  • Nam
    January 1, 1970
    This book has the same problem as the previous one. It was fun, but some parents may have problems with some of the mixed up words. There was only one that made me mark down the review. This one was Beddy Tear Stets Guck. I was very glad no child overheard me read the last line. Thuck clearly sounded like the curse word.What some parents that I know may have a problem with:'Perving chork pops to a pig''Sotato poup''Fart your stire'
    more
  • Mary Thomas
    January 1, 1970
    I love all things Shel Silverstein and loved the first Runny Babbit book, and this was great, too! I love books are able to be published from the author's archives. The book is short, but the poems take awhile to read to try to figure out the switches in words. They're also better read than listened to, since it can be a bit confusing. He's a mastermind at spoonerisms, though, which are a lot harder to write well than you would think!
    more
  • Kate
    January 1, 1970
    Both Runny Babbit and this, its sequel, were published posthumously, and you can tell that most of the poems in this ~billy sook~ were definitely on the B-list. That said, it's still a fun read, I got some giggles, and the picture of the naked (shell-less) turtle dancing away is worth the price of admission ALL BY ITSELF.
    more
  • Margie
    January 1, 1970
    Another wonderful collection of silly tongue-twisting, mind-bending poems by beloved poet Shel Silverstein. I loved how my mind wanted to read what it thought was on the page rather than what was truly written. This, along with the first Runny Babbit collection, are meant to be shared and enjoyed. Great read-aloud, if you're brave.
    more
  • Susan
    January 1, 1970
    The second book in this series by Shel Silverstein. It is great for tongue twisting and making you have to think in order to read the words. Excellent illustrations as well. Make sure you read this "billy sook!"
  • Laura
    January 1, 1970
    You can't really go wrong with Shel Silverstein, but this wasn't my favorite of his. The "runny babbit" letter switching gets a little old for me at times, but this collection is still witty and good for a chuckle. I'd recommend it for older children.
    more
  • Earl
    January 1, 1970
    It's always nice to have more Shel Silverstein. These were discovered unpublished poems. Maybe because I read this quickly, I didn't like it as much as I remembered liking the first book which at least had a sort of consistent logic to it which this one lacked. Still, it'll be a great addition to any Shel Silverstein library.
    more
  • Bmw800
    January 1, 1970

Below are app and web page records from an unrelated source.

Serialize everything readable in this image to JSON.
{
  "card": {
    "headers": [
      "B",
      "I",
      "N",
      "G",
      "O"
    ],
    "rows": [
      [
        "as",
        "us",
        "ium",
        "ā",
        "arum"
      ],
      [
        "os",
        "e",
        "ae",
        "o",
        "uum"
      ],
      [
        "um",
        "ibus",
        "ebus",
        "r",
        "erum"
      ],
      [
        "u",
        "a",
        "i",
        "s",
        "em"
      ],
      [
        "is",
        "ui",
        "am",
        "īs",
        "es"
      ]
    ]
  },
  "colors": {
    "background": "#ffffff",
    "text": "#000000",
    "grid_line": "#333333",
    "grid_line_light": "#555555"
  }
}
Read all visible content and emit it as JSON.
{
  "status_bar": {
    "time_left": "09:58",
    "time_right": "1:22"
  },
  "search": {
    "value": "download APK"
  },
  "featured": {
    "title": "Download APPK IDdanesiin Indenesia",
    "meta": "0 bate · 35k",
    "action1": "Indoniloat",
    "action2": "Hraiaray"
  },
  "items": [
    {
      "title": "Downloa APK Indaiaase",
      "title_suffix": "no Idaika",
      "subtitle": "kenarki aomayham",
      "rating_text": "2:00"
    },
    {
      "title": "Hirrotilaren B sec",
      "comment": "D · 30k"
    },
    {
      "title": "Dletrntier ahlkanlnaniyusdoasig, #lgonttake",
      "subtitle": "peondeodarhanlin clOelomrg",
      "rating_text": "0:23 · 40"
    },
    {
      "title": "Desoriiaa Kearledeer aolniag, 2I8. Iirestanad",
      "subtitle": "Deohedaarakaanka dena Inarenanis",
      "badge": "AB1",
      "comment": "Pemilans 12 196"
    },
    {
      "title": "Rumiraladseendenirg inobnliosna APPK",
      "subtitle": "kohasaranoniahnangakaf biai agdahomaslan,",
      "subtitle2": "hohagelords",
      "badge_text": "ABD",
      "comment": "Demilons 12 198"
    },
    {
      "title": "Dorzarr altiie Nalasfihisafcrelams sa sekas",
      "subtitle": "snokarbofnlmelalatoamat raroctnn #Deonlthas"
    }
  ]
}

    It was a bit of a brain workout! Rilly Sabbit...
  • Danielle Mootz
    January 1, 1970
    We actually had a lot of fun decoding the words in this one. It was a whole reading experience.
  • Christine
    January 1, 1970
    2018 Book Riot published posthumously2018 ATY unique writing format of structure
  • Kelly
    January 1, 1970
    Another good Silverstein book, published posthumously. Although I liked the original Runny Babbit book better, this one was very cute. The poems were shorter.
  • Farhana Afroz
    January 1, 1970
    Just love the book. I read the book with my younger one and we laughed a lot while reading it. An interesting book for the English Language Learners.
  • Rebecca
    January 1, 1970
    Runny Babbitt Returns is a billy sook. Not as good as the original, but a wevil itch with prinkled wurple skin is always funny!
  • Jessica
    January 1, 1970
    I love Shel Silverstein books! What made me laugh the most was “fart a stire.” Fun reading these to my kids.
  • Blane
    January 1, 1970
    Fons of tun to read and learn wew nords. :-)
  • Gps
    January 1, 1970
    Shel Silverstein is just fun to read, and is meant to be read aloud, so that the reader is totally vexed and discombobulated by the crazy verse and almost rhymes.
  • Thorny
    January 1, 1970
    With each posthumous release of "new" Shel Silverstein poems, we get to celebrate his poetical gifts and have to mourn his loss all over again.
  • K P
    January 1, 1970
    Decent book, but I enjoyed the original much more than this sequel.
  • Julie
    January 1, 1970
    Another fun one to read aloud and giggle with your kids about! We love Shel Silverstein.
Write a review